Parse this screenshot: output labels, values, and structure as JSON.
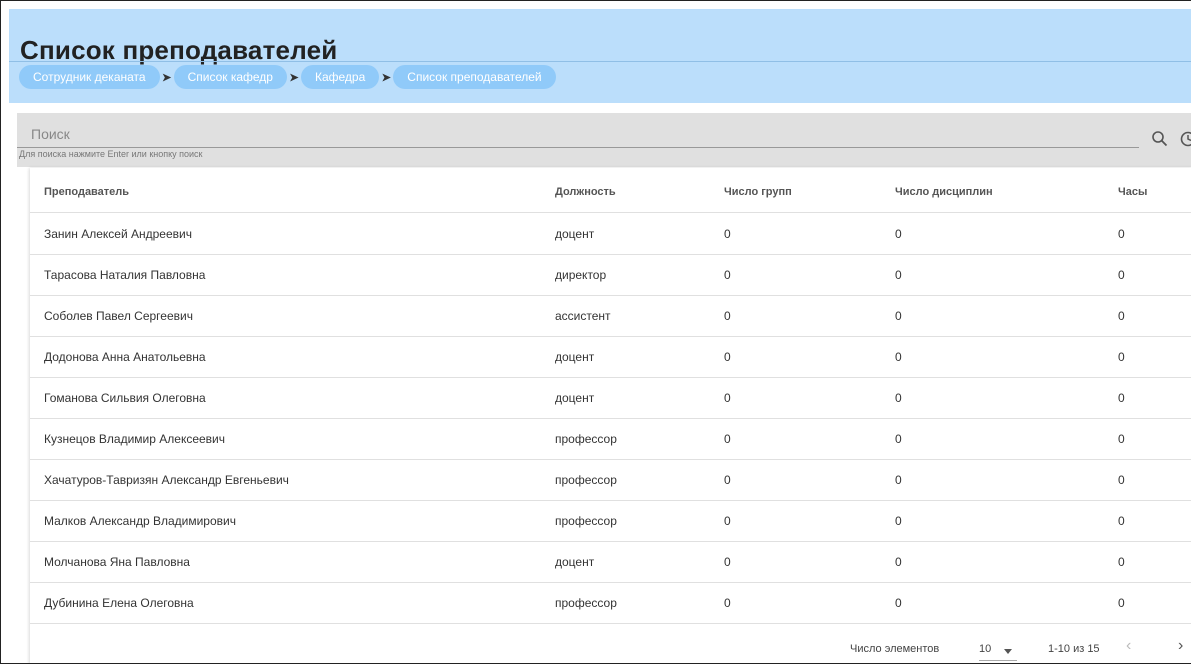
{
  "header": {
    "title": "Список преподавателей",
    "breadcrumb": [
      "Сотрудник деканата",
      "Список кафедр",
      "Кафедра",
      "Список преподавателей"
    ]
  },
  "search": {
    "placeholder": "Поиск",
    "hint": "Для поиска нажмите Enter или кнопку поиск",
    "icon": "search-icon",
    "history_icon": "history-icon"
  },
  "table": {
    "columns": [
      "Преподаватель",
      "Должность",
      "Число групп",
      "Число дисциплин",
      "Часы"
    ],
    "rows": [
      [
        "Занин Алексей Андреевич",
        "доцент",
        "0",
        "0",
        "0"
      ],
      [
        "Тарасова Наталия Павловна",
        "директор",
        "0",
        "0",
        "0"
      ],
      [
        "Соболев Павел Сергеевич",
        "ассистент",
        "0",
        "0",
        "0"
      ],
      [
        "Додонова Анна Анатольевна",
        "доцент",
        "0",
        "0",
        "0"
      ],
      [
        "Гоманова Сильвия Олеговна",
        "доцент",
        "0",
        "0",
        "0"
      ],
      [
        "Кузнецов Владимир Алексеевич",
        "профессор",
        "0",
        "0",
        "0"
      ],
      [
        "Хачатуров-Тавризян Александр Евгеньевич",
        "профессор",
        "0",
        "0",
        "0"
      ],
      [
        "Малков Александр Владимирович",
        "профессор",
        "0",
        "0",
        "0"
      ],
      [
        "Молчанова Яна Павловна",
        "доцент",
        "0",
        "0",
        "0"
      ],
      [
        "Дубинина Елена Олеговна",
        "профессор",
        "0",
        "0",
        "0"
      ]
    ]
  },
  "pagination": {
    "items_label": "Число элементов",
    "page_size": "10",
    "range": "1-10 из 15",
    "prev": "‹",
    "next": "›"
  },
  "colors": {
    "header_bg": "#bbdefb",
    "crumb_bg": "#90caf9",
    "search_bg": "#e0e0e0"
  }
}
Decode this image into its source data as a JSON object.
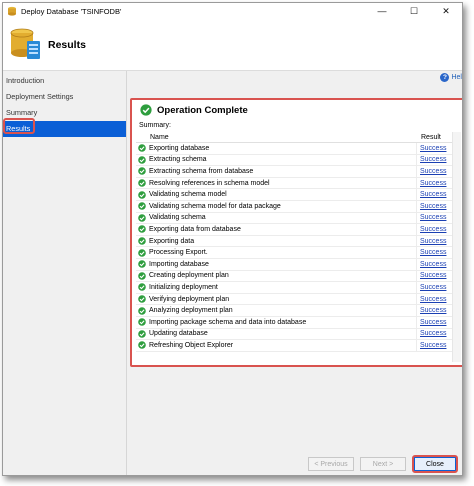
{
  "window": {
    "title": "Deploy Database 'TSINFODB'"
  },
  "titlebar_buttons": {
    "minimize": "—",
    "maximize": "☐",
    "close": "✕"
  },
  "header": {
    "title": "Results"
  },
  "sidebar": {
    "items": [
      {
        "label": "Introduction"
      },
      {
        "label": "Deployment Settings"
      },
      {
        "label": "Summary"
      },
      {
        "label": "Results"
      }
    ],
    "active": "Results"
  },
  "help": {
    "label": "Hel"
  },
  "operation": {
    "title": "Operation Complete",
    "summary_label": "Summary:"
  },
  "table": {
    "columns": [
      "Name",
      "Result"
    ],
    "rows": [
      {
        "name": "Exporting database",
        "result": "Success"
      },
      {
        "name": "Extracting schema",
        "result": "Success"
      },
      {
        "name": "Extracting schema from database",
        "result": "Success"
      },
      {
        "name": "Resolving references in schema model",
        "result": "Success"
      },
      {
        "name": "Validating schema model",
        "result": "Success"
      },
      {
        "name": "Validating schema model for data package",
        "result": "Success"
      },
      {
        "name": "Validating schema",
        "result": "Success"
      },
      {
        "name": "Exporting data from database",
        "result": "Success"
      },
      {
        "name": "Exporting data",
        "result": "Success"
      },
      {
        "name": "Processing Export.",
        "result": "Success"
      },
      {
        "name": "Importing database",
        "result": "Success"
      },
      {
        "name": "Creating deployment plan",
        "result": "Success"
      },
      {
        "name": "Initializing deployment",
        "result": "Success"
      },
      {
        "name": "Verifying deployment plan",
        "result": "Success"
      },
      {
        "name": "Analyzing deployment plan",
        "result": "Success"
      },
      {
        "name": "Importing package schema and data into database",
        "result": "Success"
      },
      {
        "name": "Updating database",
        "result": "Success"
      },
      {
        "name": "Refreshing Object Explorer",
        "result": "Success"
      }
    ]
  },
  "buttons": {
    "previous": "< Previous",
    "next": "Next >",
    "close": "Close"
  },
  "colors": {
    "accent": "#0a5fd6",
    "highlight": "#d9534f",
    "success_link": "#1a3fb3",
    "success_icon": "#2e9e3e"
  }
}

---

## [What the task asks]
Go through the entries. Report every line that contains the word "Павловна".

## [Answer for the task]
        "Тарасова Наталия Павловна",
        "Молчанова Яна Павловна",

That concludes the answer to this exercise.